Getting into the Texas Radio Hall of Fame is a big deal when you consider the company includes Wolfman Jack and George Carlin among others. One local dee jay, Colonel St. James of 93.7 the Arrow, is among them. He has been on air since the 1970s and has worked at just about every rock and roll station imaginable including the legendary 101 KLOL.
Courtesy BCL Photography
While the radio business has changed dramatically over the years, the Colonel just keeps "spinning that hot wax" like he always has. Of course, there are probably fewer naked strippers adorning his control room console these days, but the beat goes on.
Here are his five questions.
As an aside, the last paragraph of his responses was something he insisted on being added. After my father died in 2008, St. James contacted me out of the blue on Facebook and asked if I was his son. He told me how my father, who was a long-time teacher for the Houston Independent School District and a former radio man himself, was the reason he ended up in radio, something that meant a great deal to me at the time and still does.
You've been in radio a long time. What have been the most significant changes to the industry since when you started?
Radio certainly has changed since I started in the seventies. I used to walk into the studio, put a record on the turntable, and not only be heard all over the Houston area, but if the atmospheric conditions were right, I was talking to the Rio Grande Valley. Now, my music is all on a computer, it's digital (No more pops and scratches), and because of streaming on the Internet, I have listeners all over the world. As a matter of fact, I'm the most popular Disk Jockey in Antarctica! For real!
What is the craziest on-air experience you ever had?

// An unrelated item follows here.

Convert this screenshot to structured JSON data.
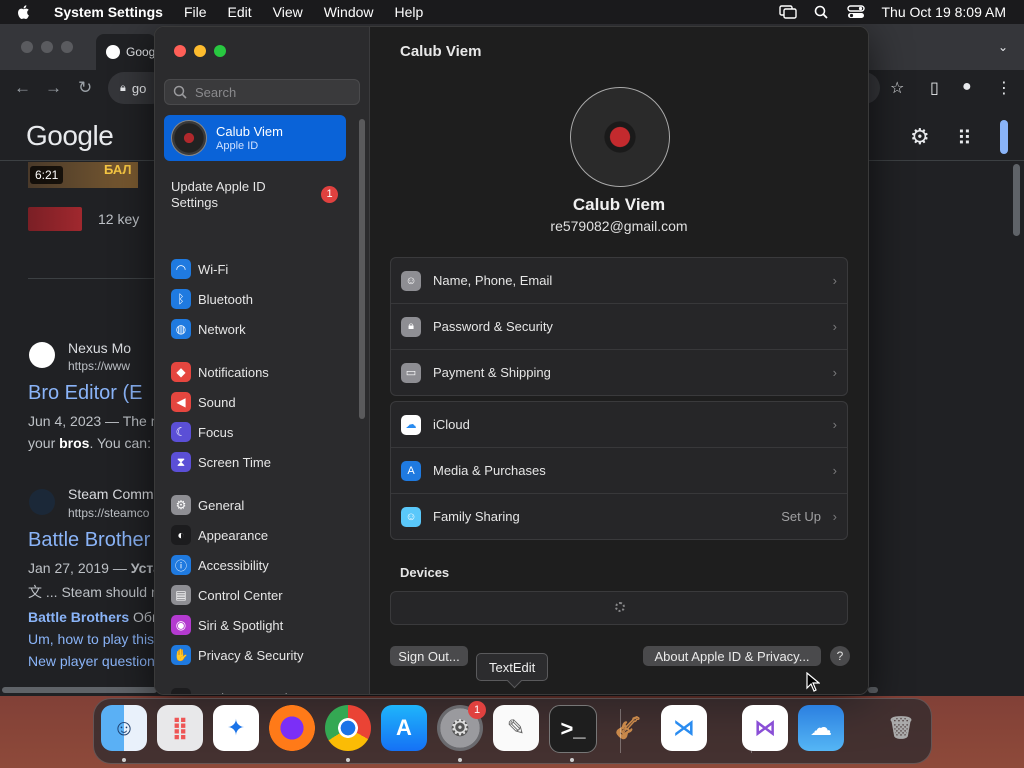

At KLOL our studio walls were covered from floor to ceiling with pictures of our Rock and Roll Army members. Thousands of photos! One night I had a date with a lady who worked at the infamous Montrose gentleman's club, the Boobie Rock. We convinced her to pose totally nude lying across the control board in the studio, we shot Polaroids (Remember those?), hung them on the wall. The next afternoon the owner's son came into the studio and asked if we had any new pictures. I said, "Well...these." He looked them over and said, "Those are nice....and ...uh...THOSE ARE HERE!!" Those were the days!